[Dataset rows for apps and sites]
-------------------------

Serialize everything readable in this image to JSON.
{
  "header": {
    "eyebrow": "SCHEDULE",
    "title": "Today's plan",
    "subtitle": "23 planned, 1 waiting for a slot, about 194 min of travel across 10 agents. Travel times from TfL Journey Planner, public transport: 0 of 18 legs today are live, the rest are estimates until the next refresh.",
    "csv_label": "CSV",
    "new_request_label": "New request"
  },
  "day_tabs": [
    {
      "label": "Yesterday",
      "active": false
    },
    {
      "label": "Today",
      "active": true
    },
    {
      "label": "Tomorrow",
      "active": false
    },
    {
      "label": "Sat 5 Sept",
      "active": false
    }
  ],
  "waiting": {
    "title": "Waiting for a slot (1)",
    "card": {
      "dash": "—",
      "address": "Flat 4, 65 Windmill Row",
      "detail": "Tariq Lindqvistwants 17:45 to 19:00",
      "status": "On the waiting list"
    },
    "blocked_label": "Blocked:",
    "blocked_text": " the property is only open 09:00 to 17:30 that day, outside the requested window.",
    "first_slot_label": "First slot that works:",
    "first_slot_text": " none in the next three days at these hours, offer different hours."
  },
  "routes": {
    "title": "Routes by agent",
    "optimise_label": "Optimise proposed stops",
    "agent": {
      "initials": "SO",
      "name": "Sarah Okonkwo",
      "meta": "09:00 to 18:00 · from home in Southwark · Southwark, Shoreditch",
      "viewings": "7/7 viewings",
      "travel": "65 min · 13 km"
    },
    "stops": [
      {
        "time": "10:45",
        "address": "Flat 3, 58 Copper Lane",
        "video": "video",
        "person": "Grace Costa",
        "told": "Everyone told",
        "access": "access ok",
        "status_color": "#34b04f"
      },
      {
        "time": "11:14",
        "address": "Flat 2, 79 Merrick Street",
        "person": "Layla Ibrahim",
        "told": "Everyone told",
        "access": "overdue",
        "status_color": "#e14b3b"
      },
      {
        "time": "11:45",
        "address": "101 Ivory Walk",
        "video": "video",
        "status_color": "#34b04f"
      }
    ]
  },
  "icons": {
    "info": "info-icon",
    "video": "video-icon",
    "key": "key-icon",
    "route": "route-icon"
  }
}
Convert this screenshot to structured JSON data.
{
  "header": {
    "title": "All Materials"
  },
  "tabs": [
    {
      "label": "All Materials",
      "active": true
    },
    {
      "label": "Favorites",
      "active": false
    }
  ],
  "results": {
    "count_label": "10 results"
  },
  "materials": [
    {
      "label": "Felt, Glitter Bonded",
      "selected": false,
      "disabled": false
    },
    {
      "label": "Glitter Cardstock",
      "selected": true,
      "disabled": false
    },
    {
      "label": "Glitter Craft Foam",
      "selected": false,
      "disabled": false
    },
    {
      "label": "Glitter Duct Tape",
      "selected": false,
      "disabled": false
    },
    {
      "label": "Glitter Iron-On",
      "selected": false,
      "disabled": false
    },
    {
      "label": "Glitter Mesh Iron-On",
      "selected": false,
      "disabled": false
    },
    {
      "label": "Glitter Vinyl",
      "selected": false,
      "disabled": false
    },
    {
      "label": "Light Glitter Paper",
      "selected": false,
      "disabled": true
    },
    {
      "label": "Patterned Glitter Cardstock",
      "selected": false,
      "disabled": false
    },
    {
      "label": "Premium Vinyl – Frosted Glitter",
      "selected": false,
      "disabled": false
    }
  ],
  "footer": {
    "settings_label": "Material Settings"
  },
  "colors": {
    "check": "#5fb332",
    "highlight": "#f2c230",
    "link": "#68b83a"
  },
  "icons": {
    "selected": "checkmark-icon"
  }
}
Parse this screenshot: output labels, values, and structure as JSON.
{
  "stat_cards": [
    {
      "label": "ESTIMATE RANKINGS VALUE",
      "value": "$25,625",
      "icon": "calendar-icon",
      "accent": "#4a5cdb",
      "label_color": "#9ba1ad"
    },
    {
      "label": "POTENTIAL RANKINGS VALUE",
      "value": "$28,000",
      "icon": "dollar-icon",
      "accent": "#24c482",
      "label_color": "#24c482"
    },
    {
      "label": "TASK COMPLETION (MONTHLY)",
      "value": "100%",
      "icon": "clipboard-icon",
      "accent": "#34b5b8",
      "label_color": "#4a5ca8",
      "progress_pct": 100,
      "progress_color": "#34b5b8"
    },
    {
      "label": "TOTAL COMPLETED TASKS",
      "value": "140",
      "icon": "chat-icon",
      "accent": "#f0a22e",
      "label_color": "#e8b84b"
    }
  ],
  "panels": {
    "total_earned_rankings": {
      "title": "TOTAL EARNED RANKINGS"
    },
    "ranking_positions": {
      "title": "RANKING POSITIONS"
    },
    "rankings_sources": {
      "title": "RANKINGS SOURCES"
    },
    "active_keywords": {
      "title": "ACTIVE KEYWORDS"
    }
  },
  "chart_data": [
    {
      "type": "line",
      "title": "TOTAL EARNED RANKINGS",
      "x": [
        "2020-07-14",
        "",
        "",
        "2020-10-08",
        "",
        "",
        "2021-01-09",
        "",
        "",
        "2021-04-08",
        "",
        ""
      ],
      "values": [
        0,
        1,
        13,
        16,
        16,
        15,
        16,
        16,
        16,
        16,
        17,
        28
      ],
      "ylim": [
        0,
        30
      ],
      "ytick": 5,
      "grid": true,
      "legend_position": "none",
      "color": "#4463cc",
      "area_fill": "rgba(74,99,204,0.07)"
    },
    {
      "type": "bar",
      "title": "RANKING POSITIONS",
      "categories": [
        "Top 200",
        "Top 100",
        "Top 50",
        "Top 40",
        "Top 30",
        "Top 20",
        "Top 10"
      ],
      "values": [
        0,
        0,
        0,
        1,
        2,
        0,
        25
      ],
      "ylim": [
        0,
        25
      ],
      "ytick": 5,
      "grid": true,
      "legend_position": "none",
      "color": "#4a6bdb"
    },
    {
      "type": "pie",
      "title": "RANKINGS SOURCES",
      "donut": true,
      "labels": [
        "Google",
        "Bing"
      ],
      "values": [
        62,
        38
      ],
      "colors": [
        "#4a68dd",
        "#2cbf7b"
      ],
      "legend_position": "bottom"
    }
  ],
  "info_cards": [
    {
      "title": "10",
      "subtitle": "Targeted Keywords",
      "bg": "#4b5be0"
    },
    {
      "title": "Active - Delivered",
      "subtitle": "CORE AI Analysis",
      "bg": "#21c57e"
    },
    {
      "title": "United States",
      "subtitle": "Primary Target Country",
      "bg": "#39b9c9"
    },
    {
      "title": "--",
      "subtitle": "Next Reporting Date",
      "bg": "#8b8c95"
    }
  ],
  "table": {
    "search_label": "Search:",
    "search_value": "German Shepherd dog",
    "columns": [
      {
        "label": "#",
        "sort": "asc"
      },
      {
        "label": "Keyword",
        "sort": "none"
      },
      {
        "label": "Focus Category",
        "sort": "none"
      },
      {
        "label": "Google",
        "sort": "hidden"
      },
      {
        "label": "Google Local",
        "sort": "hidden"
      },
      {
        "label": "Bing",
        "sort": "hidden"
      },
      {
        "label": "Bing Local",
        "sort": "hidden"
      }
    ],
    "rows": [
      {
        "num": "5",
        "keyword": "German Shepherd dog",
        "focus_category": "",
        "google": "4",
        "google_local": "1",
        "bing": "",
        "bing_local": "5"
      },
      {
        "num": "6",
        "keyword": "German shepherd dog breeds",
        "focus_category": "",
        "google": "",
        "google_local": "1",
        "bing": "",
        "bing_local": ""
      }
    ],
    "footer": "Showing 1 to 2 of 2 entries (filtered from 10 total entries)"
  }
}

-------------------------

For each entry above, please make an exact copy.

→ **ANSWER SPACE**:
Serialize everything readable in this image to JSON.
{
  "header": {
    "eyebrow": "SCHEDULE",
    "title": "Today's plan",
    "subtitle": "23 planned, 1 waiting for a slot, about 194 min of travel across 10 agents. Travel times from TfL Journey Planner, public transport: 0 of 18 legs today are live, the rest are estimates until the next refresh.",
    "csv_label": "CSV",
    "new_request_label": "New request"
  },
  "day_tabs": [
    {
      "label": "Yesterday",
      "active": false
    },
    {
      "label": "Today",
      "active": true
    },
    {
      "label": "Tomorrow",
      "active": false
    },
    {
      "label": "Sat 5 Sept",
      "active": false
    }
  ],
  "waiting": {
    "title": "Waiting for a slot (1)",
    "card": {
      "dash": "—",
      "address": "Flat 4, 65 Windmill Row",
      "detail": "Tariq Lindqvistwants 17:45 to 19:00",
      "status": "On the waiting list"
    },
    "blocked_label": "Blocked:",
    "blocked_text": " the property is only open 09:00 to 17:30 that day, outside the requested window.",
    "first_slot_label": "First slot that works:",
    "first_slot_text": " none in the next three days at these hours, offer different hours."
  },
  "routes": {
    "title": "Routes by agent",
    "optimise_label": "Optimise proposed stops",
    "agent": {
      "initials": "SO",
      "name": "Sarah Okonkwo",
      "meta": "09:00 to 18:00 · from home in Southwark · Southwark, Shoreditch",
      "viewings": "7/7 viewings",
      "travel": "65 min · 13 km"
    },
    "stops": [
      {
        "time": "10:45",
        "address": "Flat 3, 58 Copper Lane",
        "video": "video",
        "person": "Grace Costa",
        "told": "Everyone told",
        "access": "access ok",
        "status_color": "#34b04f"
      },
      {
        "time": "11:14",
        "address": "Flat 2, 79 Merrick Street",
        "person": "Layla Ibrahim",
        "told": "Everyone told",
        "access": "overdue",
        "status_color": "#e14b3b"
      },
      {
        "time": "11:45",
        "address": "101 Ivory Walk",
        "video": "video",
        "status_color": "#34b04f"
      }
    ]
  },
  "icons": {
    "info": "info-icon",
    "video": "video-icon",
    "key": "key-icon",
    "route": "route-icon"
  }
}
Convert this screenshot to structured JSON data.
{
  "header": {
    "title": "All Materials"
  },
  "tabs": [
    {
      "label": "All Materials",
      "active": true
    },
    {
      "label": "Favorites",
      "active": false
    }
  ],
  "results": {
    "count_label": "10 results"
  },
  "materials": [
    {
      "label": "Felt, Glitter Bonded",
      "selected": false,
      "disabled": false
    },
    {
      "label": "Glitter Cardstock",
      "selected": true,
      "disabled": false
    },
    {
      "label": "Glitter Craft Foam",
      "selected": false,
      "disabled": false
    },
    {
      "label": "Glitter Duct Tape",
      "selected": false,
      "disabled": false
    },
    {
      "label": "Glitter Iron-On",
      "selected": false,
      "disabled": false
    },
    {
      "label": "Glitter Mesh Iron-On",
      "selected": false,
      "disabled": false
    },
    {
      "label": "Glitter Vinyl",
      "selected": false,
      "disabled": false
    },
    {
      "label": "Light Glitter Paper",
      "selected": false,
      "disabled": true
    },
    {
      "label": "Patterned Glitter Cardstock",
      "selected": false,
      "disabled": false
    },
    {
      "label": "Premium Vinyl – Frosted Glitter",
      "selected": false,
      "disabled": false
    }
  ],
  "footer": {
    "settings_label": "Material Settings"
  },
  "colors": {
    "check": "#5fb332",
    "highlight": "#f2c230",
    "link": "#68b83a"
  },
  "icons": {
    "selected": "checkmark-icon"
  }
}
Parse this screenshot: output labels, values, and structure as JSON.
{
  "stat_cards": [
    {
      "label": "ESTIMATE RANKINGS VALUE",
      "value": "$25,625",
      "icon": "calendar-icon",
      "accent": "#4a5cdb",
      "label_color": "#9ba1ad"
    },
    {
      "label": "POTENTIAL RANKINGS VALUE",
      "value": "$28,000",
      "icon": "dollar-icon",
      "accent": "#24c482",
      "label_color": "#24c482"
    },
    {
      "label": "TASK COMPLETION (MONTHLY)",
      "value": "100%",
      "icon": "clipboard-icon",
      "accent": "#34b5b8",
      "label_color": "#4a5ca8",
      "progress_pct": 100,
      "progress_color": "#34b5b8"
    },
    {
      "label": "TOTAL COMPLETED TASKS",
      "value": "140",
      "icon": "chat-icon",
      "accent": "#f0a22e",
      "label_color": "#e8b84b"
    }
  ],
  "panels": {
    "total_earned_rankings": {
      "title": "TOTAL EARNED RANKINGS"
    },
    "ranking_positions": {
      "title": "RANKING POSITIONS"
    },
    "rankings_sources": {
      "title": "RANKINGS SOURCES"
    },
    "active_keywords": {
      "title": "ACTIVE KEYWORDS"
    }
  },
  "chart_data": [
    {
      "type": "line",
      "title": "TOTAL EARNED RANKINGS",
      "x": [
        "2020-07-14",
        "",
        "",
        "2020-10-08",
        "",
        "",
        "2021-01-09",
        "",
        "",
        "2021-04-08",
        "",
        ""
      ],
      "values": [
        0,
        1,
        13,
        16,
        16,
        15,
        16,
        16,
        16,
        16,
        17,
        28
      ],
      "ylim": [
        0,
        30
      ],
      "ytick": 5,
      "grid": true,
      "legend_position": "none",
      "color": "#4463cc",
      "area_fill": "rgba(74,99,204,0.07)"
    },
    {
      "type": "bar",
      "title": "RANKING POSITIONS",
      "categories": [
        "Top 200",
        "Top 100",
        "Top 50",
        "Top 40",
        "Top 30",
        "Top 20",
        "Top 10"
      ],
      "values": [
        0,
        0,
        0,
        1,
        2,
        0,
        25
      ],
      "ylim": [
        0,
        25
      ],
      "ytick": 5,
      "grid": true,
      "legend_position": "none",
      "color": "#4a6bdb"
    },
    {
      "type": "pie",
      "title": "RANKINGS SOURCES",
      "donut": true,
      "labels": [
        "Google",
        "Bing"
      ],
      "values": [
        62,
        38
      ],
      "colors": [
        "#4a68dd",
        "#2cbf7b"
      ],
      "legend_position": "bottom"
    }
  ],
  "info_cards": [
    {
      "title": "10",
      "subtitle": "Targeted Keywords",
      "bg": "#4b5be0"
    },
    {
      "title": "Active - Delivered",
      "subtitle": "CORE AI Analysis",
      "bg": "#21c57e"
    },
    {
      "title": "United States",
      "subtitle": "Primary Target Country",
      "bg": "#39b9c9"
    },
    {
      "title": "--",
      "subtitle": "Next Reporting Date",
      "bg": "#8b8c95"
    }
  ],
  "table": {
    "search_label": "Search:",
    "search_value": "German Shepherd dog",
    "columns": [
      {
        "label": "#",
        "sort": "asc"
      },
      {
        "label": "Keyword",
        "sort": "none"
      },
      {
        "label": "Focus Category",
        "sort": "none"
      },
      {
        "label": "Google",
        "sort": "hidden"
      },
      {
        "label": "Google Local",
        "sort": "hidden"
      },
      {
        "label": "Bing",
        "sort": "hidden"
      },
      {
        "label": "Bing Local",
        "sort": "hidden"
      }
    ],
    "rows": [
      {
        "num": "5",
        "keyword": "German Shepherd dog",
        "focus_category": "",
        "google": "4",
        "google_local": "1",
        "bing": "",
        "bing_local": "5"
      },
      {
        "num": "6",
        "keyword": "German shepherd dog breeds",
        "focus_category": "",
        "google": "",
        "google_local": "1",
        "bing": "",
        "bing_local": ""
      }
    ],
    "footer": "Showing 1 to 2 of 2 entries (filtered from 10 total entries)"
  }
}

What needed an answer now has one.